Researchers found a quarter of the nation are clueless when it comes to ‘the cloud’ and have no idea how ‘cloud storage’ works. Even the meaning of common tech acronyms, such as USB and Wi-Fi, are dividing the nation – both young and old.
Less than half of Brits know that USB stands for ‘Universal Serial Bus’, with nearly a quarter thinking the popular term stands for ‘Universal System Block’ or ‘Uniform Standard Block’.
Three-quarters of the nation also mistakenly believe that Wi-Fi stands for something, when in fact, the creators of the term have admitted it is simply a catchy phrase and doesn’t, in fact, stand for anything.
Other confusing terms include ‘updating your story’, with a fifth of the nation using the phrase when talking about updating a CV.
The poll of 2,000 adults by Currys PC World, revealed two-thirds of the nation admitted their tech knowledge is average at best, with 42 per cent confessing they feel current technology is too complicated.
This is despite the high percentage of Brits using devices on a regular basis, with eight in ten adults using a smartphone and nearly two-thirds using a laptop daily. Part of the problem is also outdated tech, with Brits listing the top tech bugbears are that their laptops or computers are too slow, too old or they don’t have enough memory.
Six in ten respondents also say they feel frustrated when they can’t make their computer do what they want it to, with others experiencing feelings of anger and inadequacy. Whilst nearly four in ten adults feel that they can rely on their children to help with any technical issues, it appears that young Brits might know less than they think.
Adults across the UK are more likely to understand widely-used terms such as ‘Firewall’, ‘Modem’ and ‘Download’ compared to today’s youth.
However, nearly one in ten of over 55s who took part in the OnePoll.com study were more likely to believe that a filter is used to make coffee, rather than to change the way a photograph looks.
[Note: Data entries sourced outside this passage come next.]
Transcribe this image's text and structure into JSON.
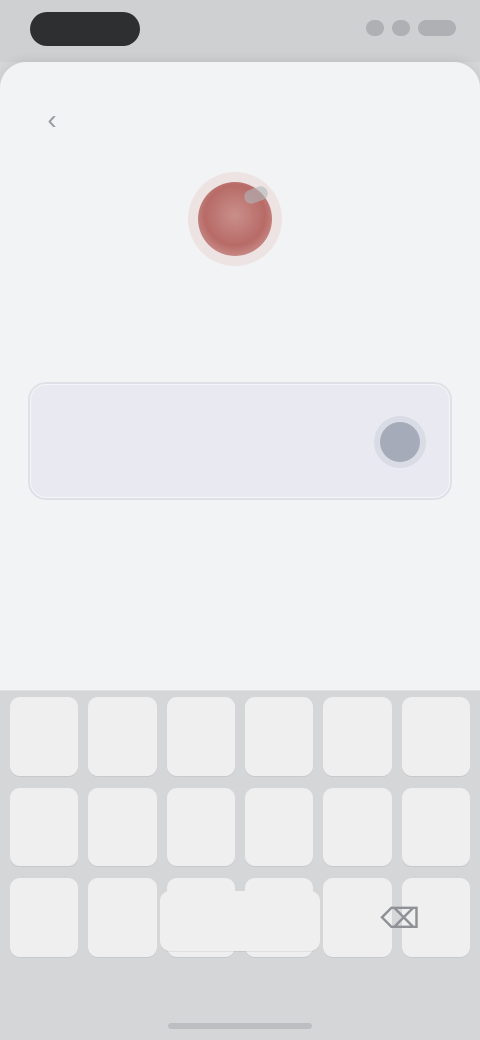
{
  "status_bar": {
    "time": ""
  },
  "sheet": {
    "back_icon": "‹",
    "title": "",
    "subtitle": "",
    "pin_value": "",
    "helper_link": ""
  },
  "keyboard": {
    "keys": [
      "",
      "",
      "",
      "",
      "",
      "",
      "",
      "",
      "",
      "",
      "",
      "",
      "",
      "",
      "",
      "",
      "",
      ""
    ],
    "delete_icon": "⌫"
  }
}
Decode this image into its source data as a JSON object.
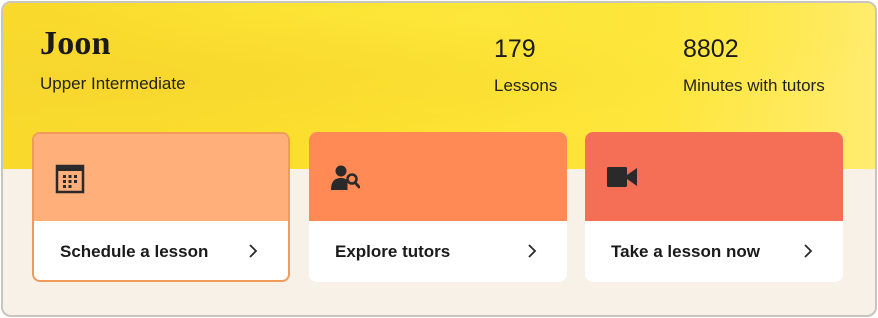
{
  "profile": {
    "name": "Joon",
    "level": "Upper Intermediate"
  },
  "stats": [
    {
      "value": "179",
      "label": "Lessons"
    },
    {
      "value": "8802",
      "label": "Minutes with tutors"
    }
  ],
  "actions": [
    {
      "label": "Schedule a lesson",
      "icon": "calendar-icon",
      "color": "#ffaf7a",
      "selected": true
    },
    {
      "label": "Explore tutors",
      "icon": "tutor-search-icon",
      "color": "#ff8a55"
    },
    {
      "label": "Take a lesson now",
      "icon": "video-camera-icon",
      "color": "#f46f56"
    }
  ],
  "colors": {
    "hero_yellow": "#fde12e",
    "panel_background": "#f8f1e8",
    "selected_border": "#f09a5c"
  }
}
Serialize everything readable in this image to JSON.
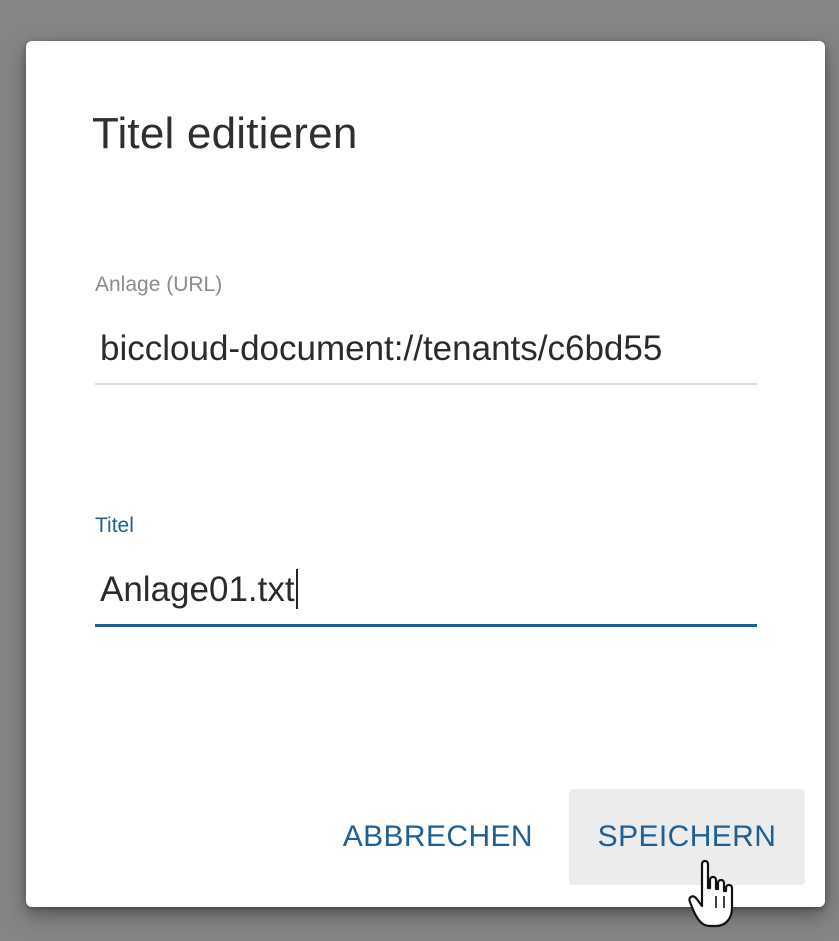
{
  "dialog": {
    "title": "Titel editieren",
    "url_field": {
      "label": "Anlage (URL)",
      "value": "biccloud-document://tenants/c6bd55"
    },
    "title_field": {
      "label": "Titel",
      "value": "Anlage01.txt"
    },
    "buttons": {
      "cancel": "ABBRECHEN",
      "save": "SPEICHERN"
    }
  },
  "colors": {
    "accent": "#1f5f93",
    "overlay": "#858585",
    "save_hover_bg": "#ececec"
  },
  "icons": {
    "cursor": "hand-pointer-icon"
  }
}
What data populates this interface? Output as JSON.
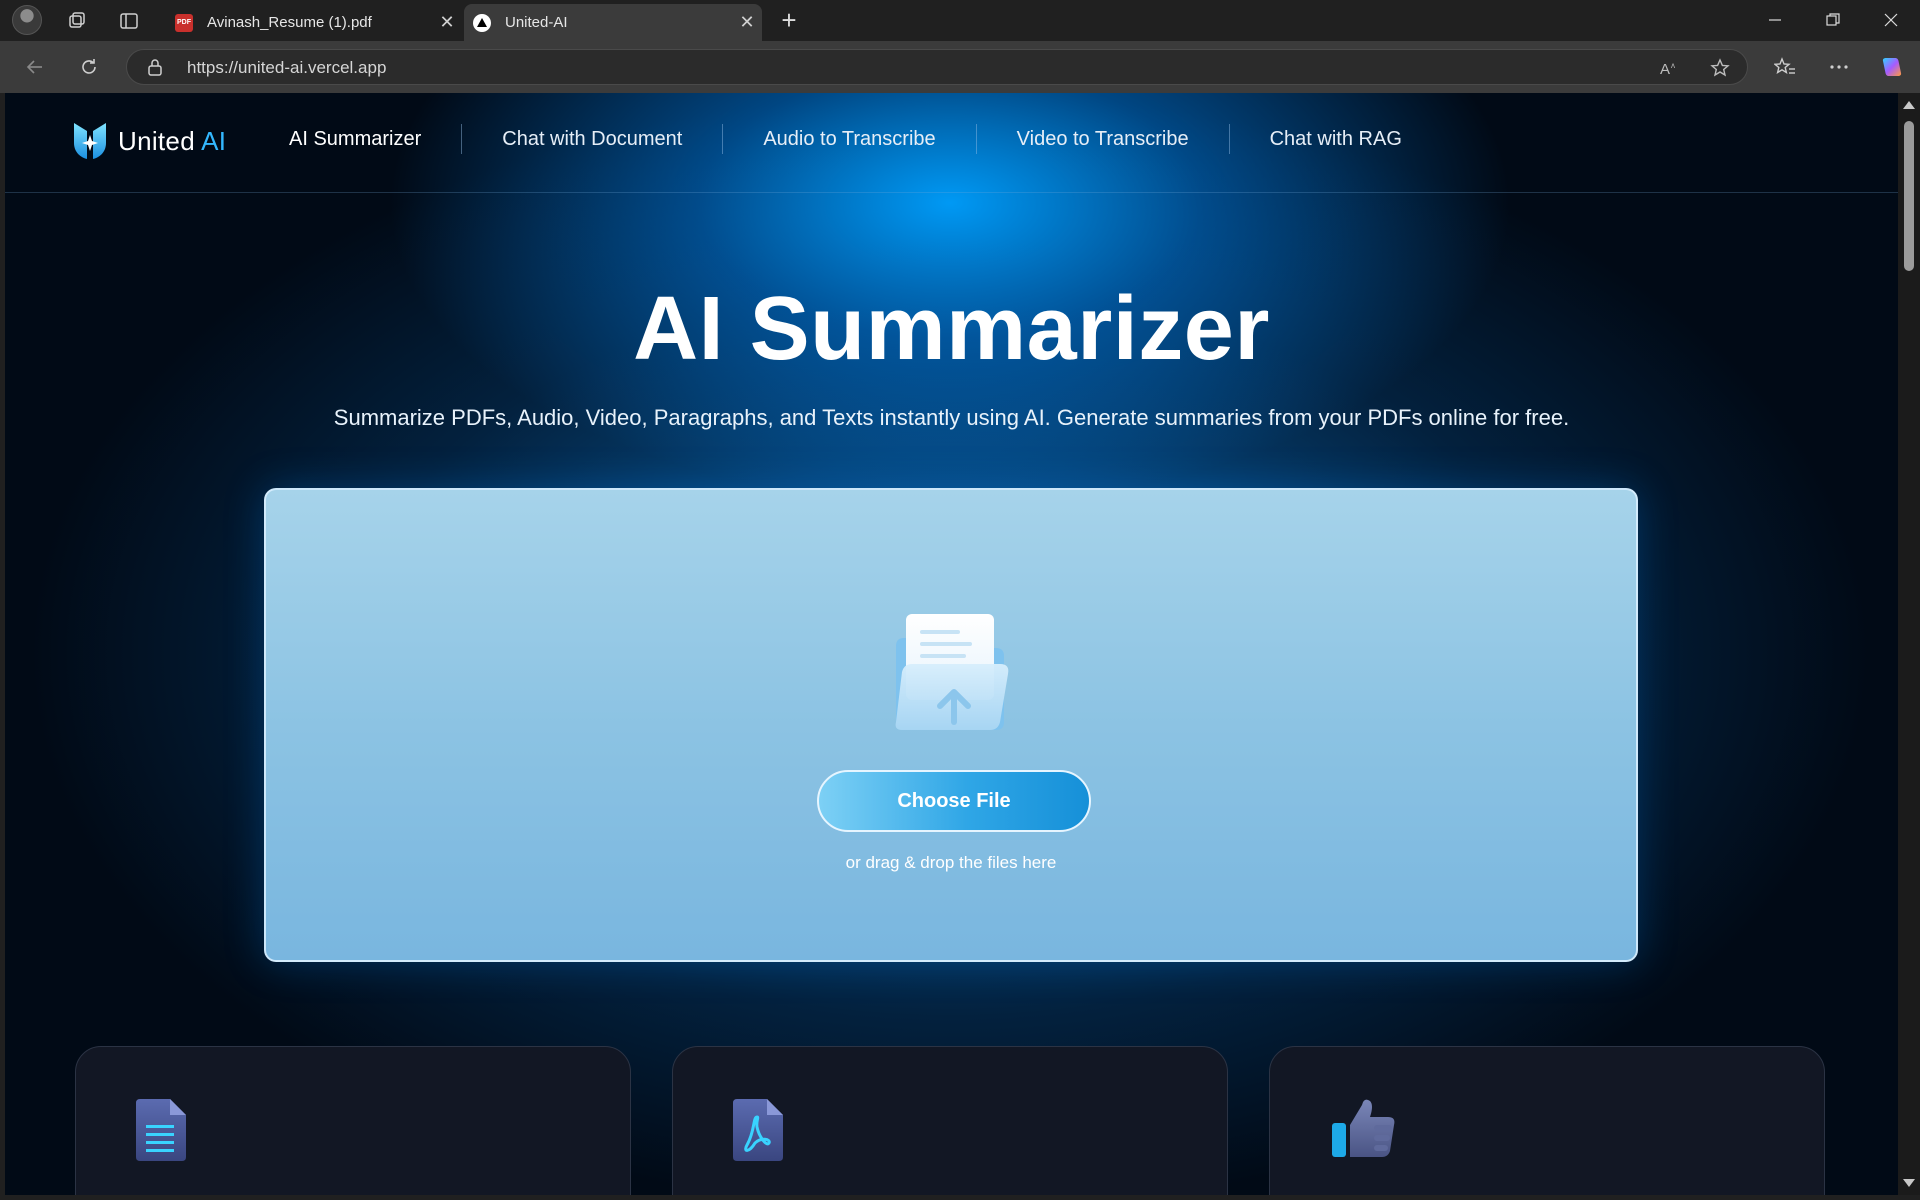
{
  "browser": {
    "tabs": [
      {
        "title": "Avinash_Resume (1).pdf",
        "favicon": "pdf-icon",
        "active": false
      },
      {
        "title": "United-AI",
        "favicon": "vercel-icon",
        "active": true
      }
    ],
    "url": "https://united-ai.vercel.app",
    "pdf_badge": "PDF"
  },
  "site": {
    "logo_text": "United",
    "logo_accent": "AI",
    "nav": [
      {
        "label": "AI Summarizer"
      },
      {
        "label": "Chat with Document"
      },
      {
        "label": "Audio to Transcribe"
      },
      {
        "label": "Video to Transcribe"
      },
      {
        "label": "Chat with RAG"
      }
    ]
  },
  "hero": {
    "title": "AI Summarizer",
    "subtitle": "Summarize PDFs, Audio, Video, Paragraphs, and Texts instantly using AI. Generate summaries from your PDFs online for free."
  },
  "upload": {
    "button_label": "Choose File",
    "hint": "or drag & drop the files here"
  },
  "cards": [
    {
      "icon": "document-icon"
    },
    {
      "icon": "pdf-file-icon"
    },
    {
      "icon": "thumbs-up-icon"
    }
  ],
  "colors": {
    "accent": "#33b8ff",
    "button": "#2fa6e6",
    "card_bg": "#121724"
  }
}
Whilst they may not be as familiar with more traditional terms as their older counterparts, young people have proven they have a strong grasp of modern day tech slang, with words like ‘sliding into your DMs’ and ‘boomerang’ up to nine times more likely to be used in their vocabulary.
Georgina Bramall, head of brand and advertising at Dixons Carphone, said: “With technology advancing at a rapid pace, it can feel a little overwhelming at times and it can be easy to feel out of your depth.
“However, it’s not always just the buzzwords and jargon that can make us feel left behind. Sometimes it’s the tech we use that’s old and outdated, which further compounds the problem.”
She added: “Our findings protwo-thirdstting it right with your set-up is now more important than ever – two thirds of the country use a laptop daily, yet nearly a third of consumers say their tech is too slow, which can cause all kinds of problems.